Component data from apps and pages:
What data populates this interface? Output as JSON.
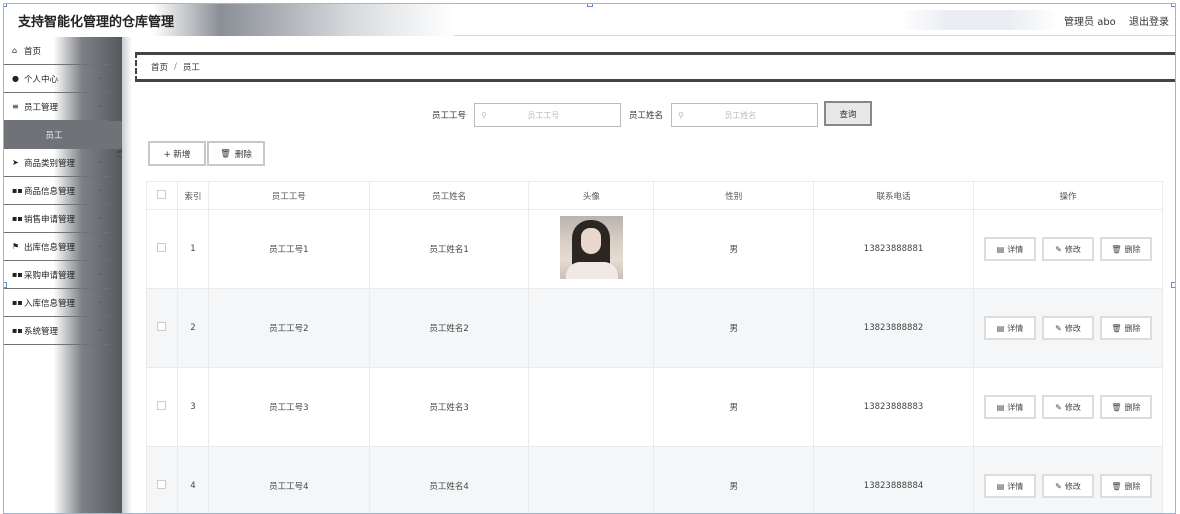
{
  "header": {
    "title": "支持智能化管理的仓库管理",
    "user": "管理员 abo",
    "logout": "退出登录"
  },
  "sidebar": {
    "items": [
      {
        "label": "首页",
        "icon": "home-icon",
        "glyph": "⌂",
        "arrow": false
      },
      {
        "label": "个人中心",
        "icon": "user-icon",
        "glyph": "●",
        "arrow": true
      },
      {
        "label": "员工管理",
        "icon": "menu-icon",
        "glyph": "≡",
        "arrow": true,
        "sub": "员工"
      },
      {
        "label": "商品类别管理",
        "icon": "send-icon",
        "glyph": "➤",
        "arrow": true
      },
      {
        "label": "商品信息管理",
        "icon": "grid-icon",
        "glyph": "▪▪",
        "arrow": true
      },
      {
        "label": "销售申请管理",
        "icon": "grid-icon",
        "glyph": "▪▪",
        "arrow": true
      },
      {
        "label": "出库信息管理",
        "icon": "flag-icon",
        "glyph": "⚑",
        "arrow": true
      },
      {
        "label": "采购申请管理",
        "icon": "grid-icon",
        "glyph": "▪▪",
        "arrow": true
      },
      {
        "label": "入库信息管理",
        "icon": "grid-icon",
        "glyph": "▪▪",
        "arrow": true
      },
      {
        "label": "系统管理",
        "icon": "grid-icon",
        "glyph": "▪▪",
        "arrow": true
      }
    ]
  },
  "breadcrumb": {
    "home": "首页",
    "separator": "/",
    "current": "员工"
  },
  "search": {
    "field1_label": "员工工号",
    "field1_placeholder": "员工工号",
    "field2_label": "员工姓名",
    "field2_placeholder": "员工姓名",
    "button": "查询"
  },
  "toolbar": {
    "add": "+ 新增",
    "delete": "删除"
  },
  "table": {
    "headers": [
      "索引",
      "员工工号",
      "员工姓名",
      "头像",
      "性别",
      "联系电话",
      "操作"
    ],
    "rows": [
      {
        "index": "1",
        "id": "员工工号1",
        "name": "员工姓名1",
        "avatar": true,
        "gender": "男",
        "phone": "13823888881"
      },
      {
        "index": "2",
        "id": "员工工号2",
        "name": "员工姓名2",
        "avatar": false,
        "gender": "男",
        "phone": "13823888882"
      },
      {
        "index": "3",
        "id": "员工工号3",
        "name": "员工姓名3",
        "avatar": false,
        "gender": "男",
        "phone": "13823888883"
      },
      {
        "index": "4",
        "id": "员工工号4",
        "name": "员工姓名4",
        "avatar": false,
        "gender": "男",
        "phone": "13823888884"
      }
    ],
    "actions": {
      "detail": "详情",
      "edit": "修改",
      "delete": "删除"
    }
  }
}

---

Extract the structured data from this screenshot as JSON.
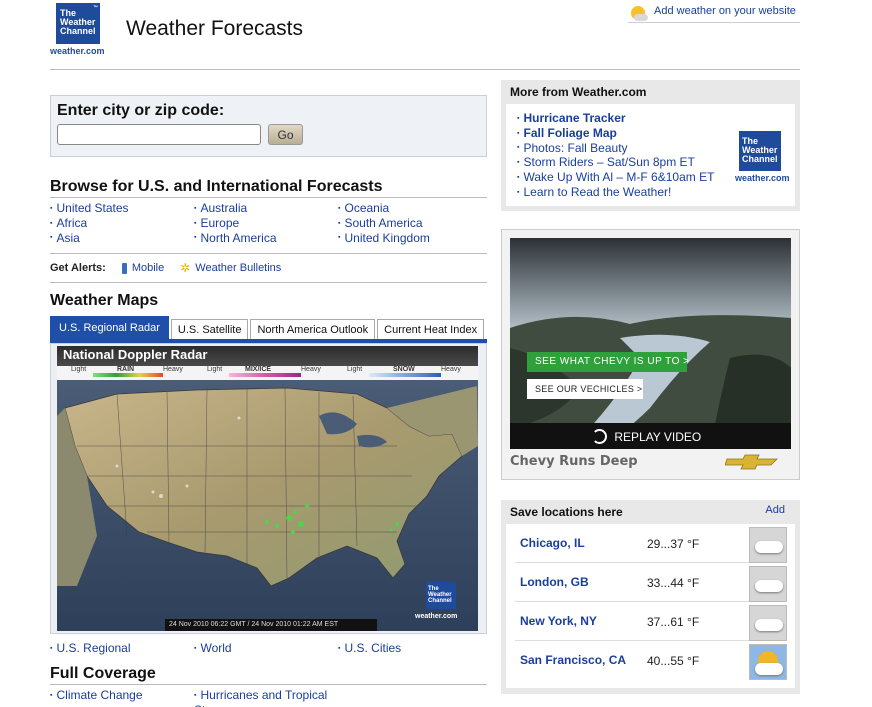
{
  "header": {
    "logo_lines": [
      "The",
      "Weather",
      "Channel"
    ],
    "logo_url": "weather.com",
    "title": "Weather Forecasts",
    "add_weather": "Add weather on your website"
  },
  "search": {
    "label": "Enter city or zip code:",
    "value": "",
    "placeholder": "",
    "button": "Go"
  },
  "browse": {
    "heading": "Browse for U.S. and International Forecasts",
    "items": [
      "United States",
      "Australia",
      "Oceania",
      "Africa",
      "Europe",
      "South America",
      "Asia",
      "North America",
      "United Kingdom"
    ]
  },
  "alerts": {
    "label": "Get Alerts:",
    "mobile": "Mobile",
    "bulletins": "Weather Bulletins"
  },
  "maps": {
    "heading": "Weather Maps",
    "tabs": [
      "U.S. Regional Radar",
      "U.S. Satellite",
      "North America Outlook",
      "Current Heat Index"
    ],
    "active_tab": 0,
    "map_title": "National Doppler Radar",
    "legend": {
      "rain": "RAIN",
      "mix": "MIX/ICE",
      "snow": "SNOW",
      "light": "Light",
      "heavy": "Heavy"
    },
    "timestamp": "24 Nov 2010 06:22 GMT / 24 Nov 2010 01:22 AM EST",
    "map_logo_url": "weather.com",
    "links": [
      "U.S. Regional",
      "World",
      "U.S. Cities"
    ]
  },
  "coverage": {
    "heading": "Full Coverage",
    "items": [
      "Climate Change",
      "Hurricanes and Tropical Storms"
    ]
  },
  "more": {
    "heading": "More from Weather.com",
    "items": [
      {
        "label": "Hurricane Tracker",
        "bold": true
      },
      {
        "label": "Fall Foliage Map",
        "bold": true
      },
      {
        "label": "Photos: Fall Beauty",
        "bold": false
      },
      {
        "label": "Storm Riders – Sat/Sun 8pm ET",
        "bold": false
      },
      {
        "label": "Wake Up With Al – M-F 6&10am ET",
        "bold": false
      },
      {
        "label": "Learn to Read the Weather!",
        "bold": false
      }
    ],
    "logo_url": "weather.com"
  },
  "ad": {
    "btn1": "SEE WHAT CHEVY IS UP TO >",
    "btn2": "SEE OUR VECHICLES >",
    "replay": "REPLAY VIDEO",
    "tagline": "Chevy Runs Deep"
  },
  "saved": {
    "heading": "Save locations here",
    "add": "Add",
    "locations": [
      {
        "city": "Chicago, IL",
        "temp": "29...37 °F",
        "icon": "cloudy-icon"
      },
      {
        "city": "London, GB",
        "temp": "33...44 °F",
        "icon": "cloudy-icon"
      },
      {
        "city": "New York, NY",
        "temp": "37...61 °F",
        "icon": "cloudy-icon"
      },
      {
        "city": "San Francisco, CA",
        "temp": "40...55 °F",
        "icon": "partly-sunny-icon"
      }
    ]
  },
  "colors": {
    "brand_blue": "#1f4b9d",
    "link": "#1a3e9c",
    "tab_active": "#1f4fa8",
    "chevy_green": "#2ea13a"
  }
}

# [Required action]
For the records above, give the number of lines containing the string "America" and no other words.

# [Answer for this exercise]
3